Larry Lessig's talk at CERN on the way that copyright interacts with science publishing is a stirring call-to-arms to free up scientific discovery and inquiry. While artists debate the questions of exclusive rights, income, creativity and copyright, scientists operate in a different tradition. Since the Enlightenment, wide publication and review of scientific material has been the cornerstone of good scientific practice.
Whereas copyright tends to focus on protecting artists' ability to make money from their work, scientists don't use similar incentives. And yet, her work is often kept within the gates of the ivory tower, reserved for those whose universities or institutions have purchased access, often at high costs. And for science in the age of the internet, which wants ideas to spread as widely as possible to encourage more creativity and development, this isn't just bad: it's immoral.Lessig: Copyright isn't just hurting creativity: it's killing science (video) (via /.)
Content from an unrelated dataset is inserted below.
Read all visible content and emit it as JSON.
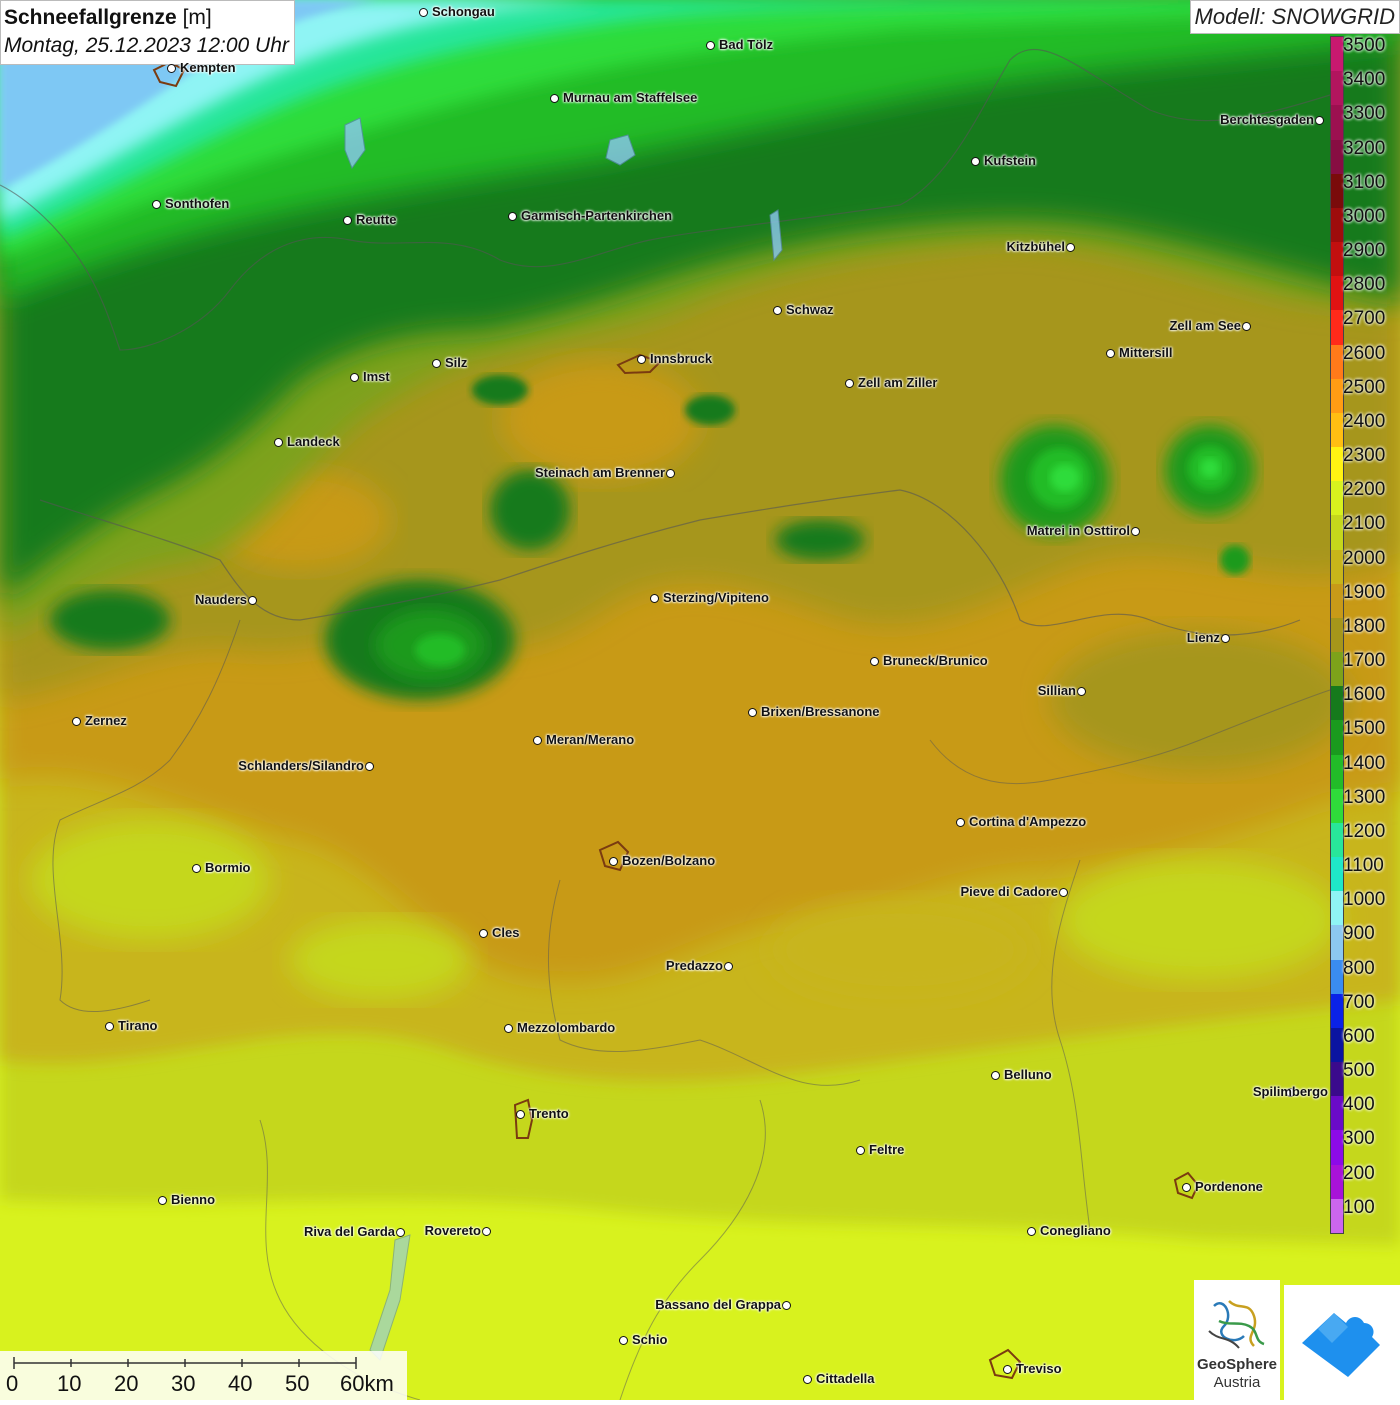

I write books. My latest is a YA science fiction novel called Homeland (it's the sequel to Little Brother). More books: Rapture of the Nerds (a novel, with Charlie Stross); With a Little Help (short stories); and The Great Big Beautiful Tomorrow (novella and nonfic). I speak all over the place and I tweet and tumble, too.